Review of ‘The Bishop of the Old South’

Glenn Robins’ book The Bishop of the Old South: The Ministry and Civil War Legacy of Leonidas Polk (Mercer University Press, 2006) is a timely resource for Anglicans and Episcopalians in an era which has seen controversy and division over the church’s way forward. In particular, it may offer some helpful historical insight into the career and theological approach of one of the Western Hemisphere’s most famous Anglican leaders as he faced social, political and military challenges which re-shaped his world.

Robins delves into the background of Polk and his successful Scots-Irish family at length, describing their ties to the military and deep-rootedness in the Southern United States.

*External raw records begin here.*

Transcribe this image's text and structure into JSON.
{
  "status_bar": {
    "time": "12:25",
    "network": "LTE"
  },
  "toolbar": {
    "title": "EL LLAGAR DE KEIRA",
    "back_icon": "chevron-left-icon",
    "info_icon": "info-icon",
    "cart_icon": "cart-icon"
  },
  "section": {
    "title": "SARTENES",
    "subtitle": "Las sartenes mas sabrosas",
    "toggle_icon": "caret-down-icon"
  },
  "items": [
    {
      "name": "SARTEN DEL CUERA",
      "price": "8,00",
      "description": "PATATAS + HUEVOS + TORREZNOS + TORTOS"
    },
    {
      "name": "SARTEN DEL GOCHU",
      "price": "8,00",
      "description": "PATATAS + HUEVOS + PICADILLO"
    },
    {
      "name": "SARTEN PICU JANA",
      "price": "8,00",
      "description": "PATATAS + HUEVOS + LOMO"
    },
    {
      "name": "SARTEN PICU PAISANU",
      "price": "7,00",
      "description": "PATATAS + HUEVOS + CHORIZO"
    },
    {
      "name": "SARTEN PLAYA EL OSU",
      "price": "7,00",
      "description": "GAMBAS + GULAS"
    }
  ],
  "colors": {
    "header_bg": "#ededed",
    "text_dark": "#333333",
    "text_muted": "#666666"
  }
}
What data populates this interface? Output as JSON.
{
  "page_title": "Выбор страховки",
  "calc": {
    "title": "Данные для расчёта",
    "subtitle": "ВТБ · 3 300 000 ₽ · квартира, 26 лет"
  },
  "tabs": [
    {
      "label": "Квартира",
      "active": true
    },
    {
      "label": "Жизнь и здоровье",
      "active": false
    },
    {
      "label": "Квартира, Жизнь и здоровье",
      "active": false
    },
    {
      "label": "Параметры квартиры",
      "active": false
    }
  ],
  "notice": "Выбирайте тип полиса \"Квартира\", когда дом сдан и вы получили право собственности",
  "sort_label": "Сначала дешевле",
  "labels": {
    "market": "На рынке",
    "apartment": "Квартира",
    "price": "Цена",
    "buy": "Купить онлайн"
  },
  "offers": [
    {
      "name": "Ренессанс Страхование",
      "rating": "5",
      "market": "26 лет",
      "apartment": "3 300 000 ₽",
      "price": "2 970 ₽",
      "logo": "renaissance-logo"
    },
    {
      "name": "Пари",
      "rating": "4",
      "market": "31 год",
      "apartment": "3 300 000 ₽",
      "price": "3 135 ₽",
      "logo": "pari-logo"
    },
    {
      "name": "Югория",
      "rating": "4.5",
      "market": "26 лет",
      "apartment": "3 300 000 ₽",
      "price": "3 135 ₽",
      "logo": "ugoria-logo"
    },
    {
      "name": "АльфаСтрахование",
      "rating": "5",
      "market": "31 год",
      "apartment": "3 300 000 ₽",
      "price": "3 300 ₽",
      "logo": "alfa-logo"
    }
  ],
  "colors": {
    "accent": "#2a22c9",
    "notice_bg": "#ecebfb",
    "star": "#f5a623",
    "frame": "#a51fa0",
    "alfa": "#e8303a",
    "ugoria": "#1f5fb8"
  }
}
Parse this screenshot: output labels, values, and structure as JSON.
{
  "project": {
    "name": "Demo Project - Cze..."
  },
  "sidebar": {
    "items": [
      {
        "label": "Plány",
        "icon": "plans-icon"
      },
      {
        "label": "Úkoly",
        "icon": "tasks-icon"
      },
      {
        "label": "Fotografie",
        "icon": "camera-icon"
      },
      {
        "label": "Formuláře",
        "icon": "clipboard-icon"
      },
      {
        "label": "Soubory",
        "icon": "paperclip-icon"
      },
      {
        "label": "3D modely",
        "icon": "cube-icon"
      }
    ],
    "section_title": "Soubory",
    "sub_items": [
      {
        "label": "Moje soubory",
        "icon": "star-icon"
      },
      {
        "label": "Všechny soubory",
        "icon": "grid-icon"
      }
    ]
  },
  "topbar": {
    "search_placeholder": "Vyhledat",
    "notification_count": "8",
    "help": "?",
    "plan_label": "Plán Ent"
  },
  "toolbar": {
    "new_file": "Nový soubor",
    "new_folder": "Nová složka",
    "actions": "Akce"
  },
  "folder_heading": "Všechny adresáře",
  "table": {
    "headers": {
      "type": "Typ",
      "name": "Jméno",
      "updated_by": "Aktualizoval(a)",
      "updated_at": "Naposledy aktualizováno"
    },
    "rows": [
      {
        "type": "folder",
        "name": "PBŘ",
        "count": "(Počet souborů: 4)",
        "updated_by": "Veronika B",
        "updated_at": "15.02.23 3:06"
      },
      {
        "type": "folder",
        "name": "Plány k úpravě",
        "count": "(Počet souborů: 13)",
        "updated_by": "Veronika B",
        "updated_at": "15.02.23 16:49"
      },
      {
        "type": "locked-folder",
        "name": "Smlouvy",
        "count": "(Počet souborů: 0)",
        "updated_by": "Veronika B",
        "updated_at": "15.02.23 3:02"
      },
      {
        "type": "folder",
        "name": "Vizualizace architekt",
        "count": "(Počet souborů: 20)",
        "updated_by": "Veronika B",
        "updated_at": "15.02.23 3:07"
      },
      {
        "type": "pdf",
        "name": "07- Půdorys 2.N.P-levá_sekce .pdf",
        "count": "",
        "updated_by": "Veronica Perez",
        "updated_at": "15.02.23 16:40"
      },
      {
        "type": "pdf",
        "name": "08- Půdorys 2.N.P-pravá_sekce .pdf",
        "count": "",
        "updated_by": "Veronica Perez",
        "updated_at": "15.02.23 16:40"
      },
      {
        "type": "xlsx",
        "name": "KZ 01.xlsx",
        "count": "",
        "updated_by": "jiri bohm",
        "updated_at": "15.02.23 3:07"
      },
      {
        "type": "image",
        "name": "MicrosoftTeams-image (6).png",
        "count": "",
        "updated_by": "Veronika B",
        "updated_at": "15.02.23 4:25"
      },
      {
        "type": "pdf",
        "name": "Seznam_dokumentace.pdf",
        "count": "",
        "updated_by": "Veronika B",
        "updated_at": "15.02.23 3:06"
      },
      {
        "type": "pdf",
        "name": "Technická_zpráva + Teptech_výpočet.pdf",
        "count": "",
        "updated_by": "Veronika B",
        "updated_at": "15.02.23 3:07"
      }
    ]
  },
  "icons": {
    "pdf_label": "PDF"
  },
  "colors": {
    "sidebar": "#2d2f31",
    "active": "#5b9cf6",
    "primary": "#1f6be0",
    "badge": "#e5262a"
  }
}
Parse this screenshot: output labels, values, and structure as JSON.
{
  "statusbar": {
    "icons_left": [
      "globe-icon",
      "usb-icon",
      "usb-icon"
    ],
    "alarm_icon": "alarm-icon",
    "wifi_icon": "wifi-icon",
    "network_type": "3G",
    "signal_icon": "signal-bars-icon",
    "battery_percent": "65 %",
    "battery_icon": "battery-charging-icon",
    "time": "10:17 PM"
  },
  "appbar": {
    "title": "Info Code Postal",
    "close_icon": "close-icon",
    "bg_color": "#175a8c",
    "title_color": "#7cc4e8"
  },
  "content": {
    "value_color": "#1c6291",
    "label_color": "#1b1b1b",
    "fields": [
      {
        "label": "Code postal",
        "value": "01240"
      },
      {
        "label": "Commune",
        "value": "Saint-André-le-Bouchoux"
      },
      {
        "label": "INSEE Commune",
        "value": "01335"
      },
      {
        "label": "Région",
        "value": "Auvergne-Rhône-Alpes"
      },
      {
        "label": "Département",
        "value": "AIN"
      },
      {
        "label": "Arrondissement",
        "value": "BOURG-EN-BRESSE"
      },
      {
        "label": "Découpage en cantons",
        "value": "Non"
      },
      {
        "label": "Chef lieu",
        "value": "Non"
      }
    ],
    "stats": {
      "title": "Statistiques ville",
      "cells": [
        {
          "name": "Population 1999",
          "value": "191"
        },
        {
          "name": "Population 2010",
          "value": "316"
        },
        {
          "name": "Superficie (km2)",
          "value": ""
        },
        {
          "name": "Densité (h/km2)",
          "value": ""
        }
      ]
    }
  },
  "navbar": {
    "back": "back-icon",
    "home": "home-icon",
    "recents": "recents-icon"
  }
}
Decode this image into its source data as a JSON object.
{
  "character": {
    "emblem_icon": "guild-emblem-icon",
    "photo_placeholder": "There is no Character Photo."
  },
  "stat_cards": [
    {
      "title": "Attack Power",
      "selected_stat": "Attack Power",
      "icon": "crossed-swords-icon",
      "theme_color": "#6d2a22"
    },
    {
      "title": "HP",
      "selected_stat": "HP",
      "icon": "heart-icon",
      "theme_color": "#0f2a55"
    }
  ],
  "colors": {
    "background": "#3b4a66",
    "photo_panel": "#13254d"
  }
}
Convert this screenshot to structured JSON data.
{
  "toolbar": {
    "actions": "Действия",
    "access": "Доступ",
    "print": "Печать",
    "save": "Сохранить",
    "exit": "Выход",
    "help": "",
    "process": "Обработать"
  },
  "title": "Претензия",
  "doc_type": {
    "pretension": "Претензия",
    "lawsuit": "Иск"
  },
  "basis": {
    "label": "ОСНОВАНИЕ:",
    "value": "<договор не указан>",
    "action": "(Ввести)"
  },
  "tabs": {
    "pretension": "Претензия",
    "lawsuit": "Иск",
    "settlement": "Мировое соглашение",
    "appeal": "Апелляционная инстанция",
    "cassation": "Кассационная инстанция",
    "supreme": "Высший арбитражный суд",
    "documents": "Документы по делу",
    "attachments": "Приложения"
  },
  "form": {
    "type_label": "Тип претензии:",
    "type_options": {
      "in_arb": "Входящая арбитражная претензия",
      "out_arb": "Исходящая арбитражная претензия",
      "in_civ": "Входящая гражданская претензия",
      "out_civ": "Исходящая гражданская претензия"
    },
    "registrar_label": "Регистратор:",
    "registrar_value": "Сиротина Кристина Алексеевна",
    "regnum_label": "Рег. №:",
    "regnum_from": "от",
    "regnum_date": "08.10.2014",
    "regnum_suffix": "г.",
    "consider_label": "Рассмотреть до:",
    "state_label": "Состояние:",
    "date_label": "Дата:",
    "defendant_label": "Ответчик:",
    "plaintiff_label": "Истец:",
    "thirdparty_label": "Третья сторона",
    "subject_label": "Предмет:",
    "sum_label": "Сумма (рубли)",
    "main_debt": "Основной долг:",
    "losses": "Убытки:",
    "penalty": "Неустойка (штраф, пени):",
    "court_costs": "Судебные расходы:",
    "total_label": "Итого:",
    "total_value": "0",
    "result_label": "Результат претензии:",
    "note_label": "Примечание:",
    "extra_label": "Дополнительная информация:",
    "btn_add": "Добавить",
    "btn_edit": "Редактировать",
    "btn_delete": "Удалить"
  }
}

The connections between the church, military and conservative culture of the region is a theme which runs throughout the book. And there could be no more fascinating figure to study than Polk, the son of a wealthy planter and Revolutionary War hero who excelled at West Point and chose to resign his military commission in order to attend theological seminary. As an Episcopalian priest Polk worked aggressively to spread his church throughout the western South in a deeply evangelical culture where Episcopalians had little presence. He was also a successful planter and owner of hundreds of African slaves. Robins’ describes Polk’s humane, Christian approach to race-relations on his plantations and his visionary drive to “integrate slaves into a socially conservative and paternalistic Episcopal culture.” Indeed, he “viewed Christianity as a means for transforming individual behavior and for creating a biracial social order.” Here is the primary controversy of Leonidas Polk’s life – his drive for “adapting Episcopalianism to the evangelical [Old] South.” Robins’ explores his greatest and most enduring project: “[Polk] turned his attention to the creation of a distinctly Episcopal university in the South. Indeed, Polk’s vision for the University of the South illustrated his dedication to denominational purity, but it also embodied the fundamental tenets of a religious and cultural-based Southern nationalism, which sought to preserve and defend the peculiar institution.”

Later, Polk attached himself early on with the Confederate cause, even taking up the sword to defend his homeland. His strong patriotism will surely speak to the Anglican soul as ours is a faith which has long been thusly associated. Though he fought on the losing side of several important battles, is rarely viewed as a brilliant commander and lost his life in a losing effort to save his country from invasion, “Polk’s symbolic portrayal of the military Christian knight, which celebrated specific notions of Southern as well as Episcopalian distinctiveness, was important to his native region as it sought to understand and assign meaning to the Civil War experience.”

Author Dr. Glenn Robins is Department Chair of History and Political Science at Georgia Southwestern State University. His book, The Bishop of the Old South was published by Mercer University Press and is available to order on Amazon.


One comment

  1. Good on you for bringing up “The Fighting Bishop”! Sewanee is soooo pozzed these days. I’ve heard stories of gay pedophilia in their seminary since the 1970s.

    The University of the South dropped their name and changed it to “Sewanee.” They removed stained glass windows, monuments, and place names.

    I can’t believe good people still send their kids there! Tom Fleming, LS founder, sent his daughter there. Southern urbanites send our kids to private schools to keep away from violence, drugs, and sex. Then our wives clutch their pearls and we send them to places like VES, Hampden-Sydney, and Sewanee. Big waste of money.

    Btw- You failed to mention that Gen. Polk designed what is now used worldwide as the Christian flag. He created it for his division’s battle flag. So yeah, THE Christian flag is actually a Confederate battle flag.